I encountered this problem in Sims' "Computation with Finitely Presented Groups".

Show that $$\langle x,y\mid x^2, y^3, xyxy^{-1}, (xy)^7\rangle$$ is trivial.

The book uses coset enumeration or something similar but I haven't got up to that point yet - it's on page 231 after all - so I don't quite understand the derivation of the fact that it's trivial.

I was introduced to coset enumeration in Johnson's "Presentation$$\color{red}{s}$$ of Groups (Old Version)". I didn't quite understand it then either.

For my own contribution to this post, I have run the presentation through GAP, like so:

gap> F:=FreeGroup(2);
<free group on the generators [ f1, f2 ]>
gap> gens:=[(F.1)^2, (F.2)^3, (F.1)*(F.2)*(F.1)*(F.2)^(-1), ((F.1)*(F.2))^7];
[ f1^2, f2^3, f1*f2*f1*f2^-1, (f1*f2)^7 ]
gap> G:=F/gens;
<fp group on the generators [ f1, f2 ]>
gap> Size(G);
1


As you can see, this is not very edifying.

I want to understand it, not just compute it.

• Observation: $xyxy^{-1}$ is equivalent to $[x,y]$ since $x^2=1$. – Shaun Apr 19 at 15:26

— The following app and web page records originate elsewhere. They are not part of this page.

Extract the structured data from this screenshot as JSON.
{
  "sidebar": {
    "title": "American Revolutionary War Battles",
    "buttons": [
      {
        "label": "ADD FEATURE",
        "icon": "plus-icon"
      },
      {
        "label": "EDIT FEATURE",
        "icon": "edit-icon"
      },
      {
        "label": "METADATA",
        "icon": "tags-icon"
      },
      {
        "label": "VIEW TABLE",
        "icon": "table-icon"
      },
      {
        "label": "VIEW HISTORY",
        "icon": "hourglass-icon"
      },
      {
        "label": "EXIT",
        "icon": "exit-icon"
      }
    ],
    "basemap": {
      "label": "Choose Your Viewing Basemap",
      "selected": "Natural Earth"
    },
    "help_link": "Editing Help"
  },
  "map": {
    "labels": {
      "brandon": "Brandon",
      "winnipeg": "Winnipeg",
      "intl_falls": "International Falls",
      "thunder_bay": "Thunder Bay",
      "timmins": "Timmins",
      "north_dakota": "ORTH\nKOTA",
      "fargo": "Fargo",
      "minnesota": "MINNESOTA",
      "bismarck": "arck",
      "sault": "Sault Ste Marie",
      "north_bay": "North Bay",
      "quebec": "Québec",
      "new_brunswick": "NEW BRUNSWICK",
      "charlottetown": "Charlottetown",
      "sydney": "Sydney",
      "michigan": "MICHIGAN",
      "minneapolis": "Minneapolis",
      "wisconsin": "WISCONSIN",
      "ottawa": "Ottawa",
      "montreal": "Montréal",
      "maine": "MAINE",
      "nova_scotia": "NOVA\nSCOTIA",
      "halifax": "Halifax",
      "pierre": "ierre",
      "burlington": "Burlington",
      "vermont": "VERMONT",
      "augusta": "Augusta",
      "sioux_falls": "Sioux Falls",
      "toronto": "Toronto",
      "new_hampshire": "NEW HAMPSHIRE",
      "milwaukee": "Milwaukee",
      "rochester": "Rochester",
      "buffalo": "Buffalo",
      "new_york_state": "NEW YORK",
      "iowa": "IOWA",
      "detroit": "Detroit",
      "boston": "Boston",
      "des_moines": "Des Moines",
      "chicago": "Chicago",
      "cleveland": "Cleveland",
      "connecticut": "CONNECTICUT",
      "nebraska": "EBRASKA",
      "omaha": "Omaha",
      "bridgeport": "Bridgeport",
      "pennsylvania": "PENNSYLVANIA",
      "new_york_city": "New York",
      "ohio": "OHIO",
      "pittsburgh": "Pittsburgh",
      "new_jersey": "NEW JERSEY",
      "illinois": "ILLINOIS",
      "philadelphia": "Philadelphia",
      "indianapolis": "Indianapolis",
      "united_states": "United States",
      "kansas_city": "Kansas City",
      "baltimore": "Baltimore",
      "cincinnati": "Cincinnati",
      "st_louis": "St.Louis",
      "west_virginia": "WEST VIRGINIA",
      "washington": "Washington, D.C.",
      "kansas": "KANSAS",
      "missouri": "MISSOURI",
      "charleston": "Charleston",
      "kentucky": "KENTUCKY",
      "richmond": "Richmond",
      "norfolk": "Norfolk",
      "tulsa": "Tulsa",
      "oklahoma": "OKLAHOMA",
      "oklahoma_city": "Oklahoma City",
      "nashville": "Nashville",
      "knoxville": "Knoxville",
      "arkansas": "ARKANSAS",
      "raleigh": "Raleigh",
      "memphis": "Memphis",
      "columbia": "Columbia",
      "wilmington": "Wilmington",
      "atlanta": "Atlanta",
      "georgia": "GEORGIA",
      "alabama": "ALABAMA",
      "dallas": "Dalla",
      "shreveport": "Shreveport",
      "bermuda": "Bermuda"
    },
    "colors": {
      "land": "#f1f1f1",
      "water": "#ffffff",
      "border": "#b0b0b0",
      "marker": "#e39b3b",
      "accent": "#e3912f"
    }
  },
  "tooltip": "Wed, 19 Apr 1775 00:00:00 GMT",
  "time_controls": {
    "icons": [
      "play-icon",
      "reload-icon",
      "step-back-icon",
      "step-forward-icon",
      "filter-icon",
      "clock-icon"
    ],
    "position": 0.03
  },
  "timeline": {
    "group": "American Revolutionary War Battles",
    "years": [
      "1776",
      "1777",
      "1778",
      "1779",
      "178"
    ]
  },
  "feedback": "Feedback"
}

It follows from your observation that $$[x,y]=1$$ that the group is abelian. It is also finitely generated so by the structure theorem of finitely generated abelian groups it has to take the form $$\mathbb{Z}/n\mathbb{Z} \times \mathbb{Z}/m\mathbb{Z}$$ where $$n,m\in\mathbb{N}$$ ($$m,n$$ could be zero). From the fact that $$x^2=y^3=1$$ we have that the group is either trivial or is isomorphic to $$\mathbb{Z}/2\mathbb{Z}\times \mathbb{Z}/3\mathbb{Z}$$ (additive) as these are the only such groups with generators of order $$2$$ and $$3$$. But the latter doesn't satisfy that $$(xy)^7=1$$ (in additive writting $$7(x+y)=0$$) hence the group must be trivial.
It should be clear that $$\langle \,x,y\mid x^2, y^3, xyxy^{-1}\,\rangle$$ is $$\Bbb Z/6\Bbb Z$$ (and we can choose the isomorphism so that $$x=3+6\Bbb Z$$ and $$y=2+6\Bbb Z$$), hence our $$G$$ is a quotient thereof. Note that the final condition means that $$(xy)^7$$, or $$-1+6\Bbb Z$$, is in the kernel, hence that quotient is trivial.
Since $$[x, y]$$ is a relator, the group is abelian. Thus \begin{align}1&=(xy)^7\\ &=x^7y^7\\ &=(x^2)^3x(y^3)^2y\\ &=xy, \end{align} so $$x=y^{-1}$$, meaning $$x^2=x^3$$, so both $$x$$ and $$y$$ are $$e$$. Hence the group is trivial.